President Barack Obama’s first attorney general faced significant controversy over accessing the phone records of journalists working for the Associated Press and Fox News. Following the disclosure, the president issued new and tighter guidelines for how such materials should be obtained. During the Trump administration, the Justice Department tried to access records of journalists at The Washington Post, CNN, and The New York Times.
President Biden announced last month that he would not allow his administration to take journalists’ phone or email records as the practice was wrong. It's not clear whether President Biden’s comments would make the FBI step back from its request to USA Today.
Update: The FBI has withdrawn the subpoena filed against USA Today. The bureau says it found the person through other means. The withdrawal of the subpoena comes just as the Justice Department announced it will no longer secretly obtain reporters' records during leak investigations.
Source: Politico via The Washington Post
I have an HP desktop from work that I wanted to install some extra memory in and it is not detected. I have attached a picture from the BIOS. The PC originally had 2 DIMMS of 4GB totaling 8GB. I added 2 additional DIMMS of 4GB to bump the total to 16GB. After adding the additional memory, the BIOS doesn't see it as illustrated below and of course Windows does not either. There was a newer BIOS update, so I did that update with no luck. I did some googling and there were a few things to check within Windows, but I gather since it isn't detected by the BIOS, those won't matter.
The only other thing I can think of is trying the additional sticks one at a time to verify they are good, but beyond that can't think of what else to try. Any thoughts? Thank you!
By Ather Fawaz
DarkMarket, reportedly one of the biggest dark web marketplaces, shut down by authorities
by Ather Fawaz
Image via Panumas Nikhomkhai from Pexels DarkMarket, reportedly one of the biggest dark web marketplaces for drug dealing, selling counterfeit money, credit card details, anonymous SIM cards, and malware, has been taken down in a joint effort by Germany, Australia, Denmark, Moldova, Ukraine, the U.K., and the U.S.A with coordinating help from Europol.
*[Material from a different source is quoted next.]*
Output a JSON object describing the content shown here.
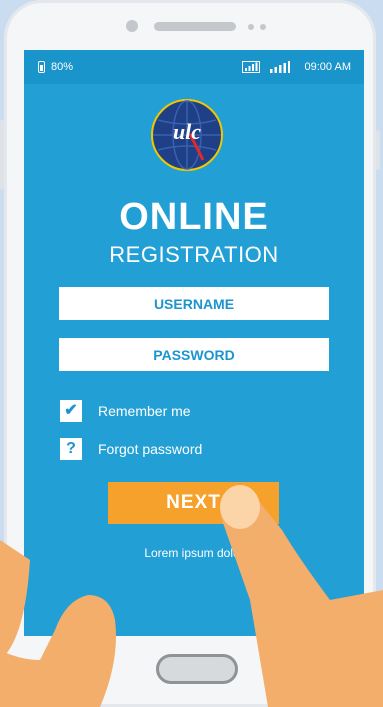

Similar to how another dark web marketplace, AlphaBay, was taken down back in 2017, this operation also involved tracking down and arresting a site operator. Last weekend, the German Central Criminal Investigation Department arrested a 34-year-old Australian man, who was allegedly operating DarkMarket in the proximity of the German-Danish border.
Subsequently, on Monday, authorities moved in to seize and shut down over 20 DarkMarket servers in Moldova and Ukraine. However, according to The Guardian, the DarkMarket operation correlates with months-long investigation into web-hosting company Cyberbunker, which operated from a former NATO bunker in south-west Germany. The trial of three Germans, three Dutchmen, and a Bulgarian arrested back in September 2019 for allegedly starting illegal online activities in the area could have brought DarkMarket's operational information to light.
According to Europol, DarkMarket dealt with around 500,000 users of which more than 2,400 were sellers. Before being taken down, DarkMarket clocked over 320,000 transactions and involving the exchange of more than 4,650 Bitcoin and 12,800 Monero. As Europol reports, these transactions cumulatively amount to more than €140 million ($220 million).
This is not the first time that authorities have seized and shut down dark web marketplaces involved in crime and illegal activities. Back in 2017, AlphaBay was shut down by authorities. Earlier in 2013, the FBI shut down Silk Road, which had risen to become the biggest online marketplace for drugs, crime, and other illegal activities in just two years following its inception. The DarkMarket operation highlights the continued crackdown by authorities on illegal dark web marketplaces.